As your US business grows, so should your seriously adding Amazon in Canada as another sales channel for your business.  You can use it as a launching pad to other platforms.

To recap these 6 steps:

  • Validate your product by doing some quick market research
  • Register yourself or your company with the CRA
  • Adding your listings to Amazon.ca
  • Send an appropriate amount of inventory to Canada
  • Use strategic tricks to maximize the currency
  • Manage and grow your business just like you do in the US!


One Last VERY Important Tip

One thing that is an absolute must is paying your taxes. Just because you made the money in another country doesn’t mean Uncle Sam isn’t going to take his due. You’re paying sales tax (GST) to the Canadian government, and you still need to pay income tax to the US government.

My advice? Hire a tax professional. If you don’t have a CPA, get one! You should do this anyway, even if you’re not selling in Canada. The internet is a great resource for information, but it’s well worth the money to hire a professional.

Xero and QuickBooks both have versions that do foreign currencies. They’re worth buying to manage your CAD funds separately. A2X accounting software will take your Amazon data and plug them straight into Xero or QuickBooks.

These are just a few tools, and there are many out there. Use what works for you, just make sure to use something.

If you’re ready to get started, go to canadachecklist.com. I’ll give you a free in-depth checklist of everything I’ve covered here.

Remember: if you finished 6th grade math, and can figure out how to fill out a form to get a driver's license or passport, you can do this!

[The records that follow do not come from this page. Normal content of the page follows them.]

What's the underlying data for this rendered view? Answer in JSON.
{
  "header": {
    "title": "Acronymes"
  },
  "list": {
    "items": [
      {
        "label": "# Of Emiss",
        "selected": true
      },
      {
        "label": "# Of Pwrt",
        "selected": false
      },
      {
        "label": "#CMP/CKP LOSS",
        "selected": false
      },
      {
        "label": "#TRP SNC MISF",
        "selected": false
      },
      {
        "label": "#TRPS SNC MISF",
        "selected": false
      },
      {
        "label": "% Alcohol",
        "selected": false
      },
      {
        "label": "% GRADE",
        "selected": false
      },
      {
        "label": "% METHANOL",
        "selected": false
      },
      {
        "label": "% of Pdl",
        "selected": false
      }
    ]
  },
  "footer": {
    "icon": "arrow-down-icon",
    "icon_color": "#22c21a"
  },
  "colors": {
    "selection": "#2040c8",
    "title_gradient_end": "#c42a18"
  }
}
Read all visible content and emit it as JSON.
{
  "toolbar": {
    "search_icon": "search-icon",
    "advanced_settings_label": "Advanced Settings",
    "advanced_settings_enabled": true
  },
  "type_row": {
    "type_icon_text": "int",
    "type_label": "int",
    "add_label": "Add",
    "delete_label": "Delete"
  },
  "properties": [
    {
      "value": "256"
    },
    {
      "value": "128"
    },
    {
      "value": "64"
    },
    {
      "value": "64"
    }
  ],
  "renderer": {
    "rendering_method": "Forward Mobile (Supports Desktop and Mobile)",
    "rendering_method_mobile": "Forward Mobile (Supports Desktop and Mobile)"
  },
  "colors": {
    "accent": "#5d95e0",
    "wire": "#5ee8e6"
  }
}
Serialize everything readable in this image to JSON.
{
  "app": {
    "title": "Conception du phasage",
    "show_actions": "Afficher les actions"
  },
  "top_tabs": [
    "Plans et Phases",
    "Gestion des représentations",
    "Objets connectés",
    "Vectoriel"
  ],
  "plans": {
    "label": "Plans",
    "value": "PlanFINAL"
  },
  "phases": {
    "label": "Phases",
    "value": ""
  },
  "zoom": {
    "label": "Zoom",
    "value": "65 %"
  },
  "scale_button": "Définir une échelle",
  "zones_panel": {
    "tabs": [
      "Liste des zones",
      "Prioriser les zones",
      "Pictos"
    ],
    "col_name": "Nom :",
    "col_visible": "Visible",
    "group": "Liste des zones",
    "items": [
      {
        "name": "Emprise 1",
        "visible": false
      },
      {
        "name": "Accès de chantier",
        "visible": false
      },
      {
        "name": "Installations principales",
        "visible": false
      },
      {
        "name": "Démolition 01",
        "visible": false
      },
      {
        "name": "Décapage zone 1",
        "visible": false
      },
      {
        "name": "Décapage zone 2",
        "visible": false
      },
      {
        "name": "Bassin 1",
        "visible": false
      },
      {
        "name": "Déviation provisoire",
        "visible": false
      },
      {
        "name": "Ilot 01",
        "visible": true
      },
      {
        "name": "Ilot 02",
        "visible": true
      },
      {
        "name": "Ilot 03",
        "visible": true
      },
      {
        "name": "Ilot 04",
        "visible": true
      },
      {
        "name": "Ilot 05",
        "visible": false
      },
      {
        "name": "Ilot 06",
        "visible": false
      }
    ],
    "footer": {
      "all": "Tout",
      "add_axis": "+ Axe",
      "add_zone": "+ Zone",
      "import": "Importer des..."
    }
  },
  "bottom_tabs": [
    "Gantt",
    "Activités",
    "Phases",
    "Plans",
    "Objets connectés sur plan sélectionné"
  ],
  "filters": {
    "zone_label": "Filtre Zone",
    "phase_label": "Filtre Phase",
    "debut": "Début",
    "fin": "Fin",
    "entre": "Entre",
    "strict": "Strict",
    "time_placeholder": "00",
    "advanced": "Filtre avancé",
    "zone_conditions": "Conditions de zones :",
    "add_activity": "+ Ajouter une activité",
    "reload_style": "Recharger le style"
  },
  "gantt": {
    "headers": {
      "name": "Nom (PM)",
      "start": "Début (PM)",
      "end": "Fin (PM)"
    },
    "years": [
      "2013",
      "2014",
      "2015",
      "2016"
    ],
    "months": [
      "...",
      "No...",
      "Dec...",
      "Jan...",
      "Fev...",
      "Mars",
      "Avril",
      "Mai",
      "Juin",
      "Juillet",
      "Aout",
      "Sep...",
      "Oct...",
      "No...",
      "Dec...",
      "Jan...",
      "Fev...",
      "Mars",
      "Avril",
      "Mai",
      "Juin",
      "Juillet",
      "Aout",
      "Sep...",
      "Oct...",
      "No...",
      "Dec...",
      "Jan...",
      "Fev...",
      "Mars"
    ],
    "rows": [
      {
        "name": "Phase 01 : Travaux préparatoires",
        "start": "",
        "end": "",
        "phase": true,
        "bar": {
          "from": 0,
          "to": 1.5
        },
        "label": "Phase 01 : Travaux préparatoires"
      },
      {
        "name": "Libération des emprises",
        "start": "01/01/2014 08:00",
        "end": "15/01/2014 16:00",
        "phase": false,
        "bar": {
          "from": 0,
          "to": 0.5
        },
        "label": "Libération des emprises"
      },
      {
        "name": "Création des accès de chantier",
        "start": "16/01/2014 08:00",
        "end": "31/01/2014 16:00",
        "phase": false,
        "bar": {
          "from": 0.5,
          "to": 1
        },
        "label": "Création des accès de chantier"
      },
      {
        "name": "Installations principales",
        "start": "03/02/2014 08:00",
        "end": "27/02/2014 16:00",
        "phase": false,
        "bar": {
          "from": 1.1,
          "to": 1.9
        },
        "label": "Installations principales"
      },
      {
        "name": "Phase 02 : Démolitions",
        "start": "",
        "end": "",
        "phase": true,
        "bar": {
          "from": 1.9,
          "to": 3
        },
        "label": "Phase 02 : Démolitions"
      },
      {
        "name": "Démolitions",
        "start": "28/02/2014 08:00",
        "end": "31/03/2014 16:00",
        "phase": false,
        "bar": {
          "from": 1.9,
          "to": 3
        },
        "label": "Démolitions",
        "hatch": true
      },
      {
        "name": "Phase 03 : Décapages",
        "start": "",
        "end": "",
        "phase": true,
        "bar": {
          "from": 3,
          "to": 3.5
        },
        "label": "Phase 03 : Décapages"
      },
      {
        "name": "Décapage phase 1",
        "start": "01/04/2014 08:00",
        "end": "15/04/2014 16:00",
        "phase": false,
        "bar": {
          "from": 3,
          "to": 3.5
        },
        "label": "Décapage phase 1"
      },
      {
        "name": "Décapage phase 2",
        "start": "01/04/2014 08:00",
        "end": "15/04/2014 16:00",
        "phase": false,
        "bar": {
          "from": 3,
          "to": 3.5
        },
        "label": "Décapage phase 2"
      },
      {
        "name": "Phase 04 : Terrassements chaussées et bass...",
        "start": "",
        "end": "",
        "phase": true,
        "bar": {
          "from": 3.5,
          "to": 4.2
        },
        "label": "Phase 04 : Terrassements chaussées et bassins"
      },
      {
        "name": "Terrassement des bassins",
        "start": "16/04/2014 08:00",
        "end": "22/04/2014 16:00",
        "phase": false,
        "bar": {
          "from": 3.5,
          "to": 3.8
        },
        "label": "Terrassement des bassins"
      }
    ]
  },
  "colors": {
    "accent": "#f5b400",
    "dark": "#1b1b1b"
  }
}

If this was helpful to you, share this with other Amazon sellers.